Smart Growth for Vernon, CT
PZC, after curfew, OKs change in housing regulations

By Jason Rowe
Journal Inquirer
January 21, 2006

VERNON - With little discussion or debate, the Planning and Zoning Commission voted unanimously Thursday to remove provisions for age-restricted housing from zoning regulations.

The vote came after a public hearing that lasted roughly 20 minutes, and began in earnest roughly 40 minutes after the PZC's mandated 10:30 p.m. curfew.

Because of a backlog in applications, commission members voted to extend the curfew several times to give them the opportunity to complete the regulation change, which was proposed by Town Planner Thomas J. Joyce Jr.

The proposal to remove special provisions for elderly housing from the zoning regulations was floated in the fall by Joyce, who argued that developers were using the special provision to build condominium projects at higher densities than would be otherwise allowed under the town's regulations.

"If people want to build condominiums and multi-family housing at a density then they should build them in zoning districts that allow those densities," Joyce told the commission.

Even with the regulation change, developers can still propose age-restricted housing developments. But now, those proposals will have to adhere to the density requirements set forth in the zone regulations.

Age-restricted housing communities have become more prevalent in town during the past few years, with the development of a number of large projects. Central to the debate has been the special provision, which was created in 1985 and was aimed at allowing public agencies and nonprofit organizations to set up low-cost housing for elderly residents on fixed incomes.

Those residents would have been able to live together in a community setting near services that they would use on a regular basis. But in 1999, that regulation was amended to define age-restricted housing as simply being directed at people 55 and older.

As a result, developers could construct unsubsidized, market-rate homes, some of which were selling well over $250,000, officials said.

For example, a developer with a 40,000-square-foot parcel in the R-10 zone would be able to develop a maximum of four single-family homes on four 10,000-square-foot lots. But if a developer were to propose an age-restricted development, that number could increase to as many as 20 units for the entire parcel.

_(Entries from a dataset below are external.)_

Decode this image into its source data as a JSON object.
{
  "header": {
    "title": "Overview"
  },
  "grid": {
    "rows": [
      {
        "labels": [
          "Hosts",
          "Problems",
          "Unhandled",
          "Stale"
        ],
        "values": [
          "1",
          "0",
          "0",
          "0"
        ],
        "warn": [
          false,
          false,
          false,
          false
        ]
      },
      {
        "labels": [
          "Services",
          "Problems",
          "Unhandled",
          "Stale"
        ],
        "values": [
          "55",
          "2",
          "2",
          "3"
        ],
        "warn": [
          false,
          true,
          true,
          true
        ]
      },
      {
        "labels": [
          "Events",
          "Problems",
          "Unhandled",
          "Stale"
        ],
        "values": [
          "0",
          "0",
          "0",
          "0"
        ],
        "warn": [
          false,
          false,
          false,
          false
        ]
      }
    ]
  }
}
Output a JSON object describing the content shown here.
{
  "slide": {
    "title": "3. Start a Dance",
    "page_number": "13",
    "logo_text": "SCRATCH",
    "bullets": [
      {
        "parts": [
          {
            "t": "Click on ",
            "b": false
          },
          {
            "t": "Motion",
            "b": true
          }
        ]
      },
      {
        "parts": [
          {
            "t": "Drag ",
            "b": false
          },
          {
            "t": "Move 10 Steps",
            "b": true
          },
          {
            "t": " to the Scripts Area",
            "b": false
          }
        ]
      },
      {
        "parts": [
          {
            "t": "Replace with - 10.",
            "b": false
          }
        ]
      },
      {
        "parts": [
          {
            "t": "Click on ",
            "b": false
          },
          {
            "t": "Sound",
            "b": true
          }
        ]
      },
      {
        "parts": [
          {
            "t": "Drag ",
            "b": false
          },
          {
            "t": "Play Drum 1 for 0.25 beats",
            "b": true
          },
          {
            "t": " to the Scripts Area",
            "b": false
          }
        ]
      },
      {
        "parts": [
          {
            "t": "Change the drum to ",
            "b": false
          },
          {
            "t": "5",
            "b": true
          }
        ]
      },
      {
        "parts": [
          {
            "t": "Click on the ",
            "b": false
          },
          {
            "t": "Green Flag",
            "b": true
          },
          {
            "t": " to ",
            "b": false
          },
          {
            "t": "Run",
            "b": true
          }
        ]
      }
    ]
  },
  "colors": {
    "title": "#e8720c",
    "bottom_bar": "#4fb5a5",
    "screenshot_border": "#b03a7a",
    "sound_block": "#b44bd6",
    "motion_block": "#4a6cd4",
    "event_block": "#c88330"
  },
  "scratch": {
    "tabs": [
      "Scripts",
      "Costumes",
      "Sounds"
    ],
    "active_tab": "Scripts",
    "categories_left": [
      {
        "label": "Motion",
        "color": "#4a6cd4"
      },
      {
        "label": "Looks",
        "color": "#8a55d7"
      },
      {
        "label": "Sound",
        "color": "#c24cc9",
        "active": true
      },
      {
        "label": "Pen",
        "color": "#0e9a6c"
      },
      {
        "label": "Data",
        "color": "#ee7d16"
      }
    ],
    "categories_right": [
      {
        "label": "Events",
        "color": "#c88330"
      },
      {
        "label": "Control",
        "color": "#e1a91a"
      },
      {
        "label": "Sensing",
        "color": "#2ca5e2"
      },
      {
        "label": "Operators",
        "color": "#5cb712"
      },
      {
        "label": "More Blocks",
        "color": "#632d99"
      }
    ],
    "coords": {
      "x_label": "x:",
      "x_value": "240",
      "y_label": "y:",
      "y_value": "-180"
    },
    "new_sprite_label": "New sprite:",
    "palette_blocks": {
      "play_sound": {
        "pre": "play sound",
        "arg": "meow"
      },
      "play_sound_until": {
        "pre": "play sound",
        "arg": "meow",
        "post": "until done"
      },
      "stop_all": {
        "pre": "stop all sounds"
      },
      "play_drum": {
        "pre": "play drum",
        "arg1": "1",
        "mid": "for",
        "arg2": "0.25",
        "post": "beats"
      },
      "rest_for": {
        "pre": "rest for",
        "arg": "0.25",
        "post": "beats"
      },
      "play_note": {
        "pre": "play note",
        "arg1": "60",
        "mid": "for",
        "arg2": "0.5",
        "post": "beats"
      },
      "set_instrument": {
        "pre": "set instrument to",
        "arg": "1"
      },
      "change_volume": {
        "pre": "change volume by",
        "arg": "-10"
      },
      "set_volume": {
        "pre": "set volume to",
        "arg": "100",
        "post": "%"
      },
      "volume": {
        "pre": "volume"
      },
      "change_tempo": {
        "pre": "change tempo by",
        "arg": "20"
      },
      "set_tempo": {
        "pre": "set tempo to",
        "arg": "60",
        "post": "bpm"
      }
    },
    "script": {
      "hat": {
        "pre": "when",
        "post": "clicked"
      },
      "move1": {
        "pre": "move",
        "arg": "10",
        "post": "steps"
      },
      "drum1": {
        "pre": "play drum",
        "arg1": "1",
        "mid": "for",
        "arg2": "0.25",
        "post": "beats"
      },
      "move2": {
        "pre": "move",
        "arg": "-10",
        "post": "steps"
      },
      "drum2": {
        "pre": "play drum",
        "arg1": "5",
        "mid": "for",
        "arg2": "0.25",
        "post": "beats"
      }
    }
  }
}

Only one member of the public spoke during the public comment portion of the application.

Fred Goff, of 130 Tracy Drive, who opposed a 59-unit age-restricted housing development off West Street that was rejected earlier Thursday, spoke in favor of the new regulations.

Knowing that the PZC was likely to change the regulations, developers were reportedly busy trying to get applications into the planning office before the commission could act on the new rules.

At least one developer was successful.

Earlier Thursday, the PZC accepted an application which proposed to construct eight units of age-restricted housing on 2.88 acres at 256 West St.

Because the application was accepted before the commission voted on the regulation changes, that proposal will be subject to the old rules.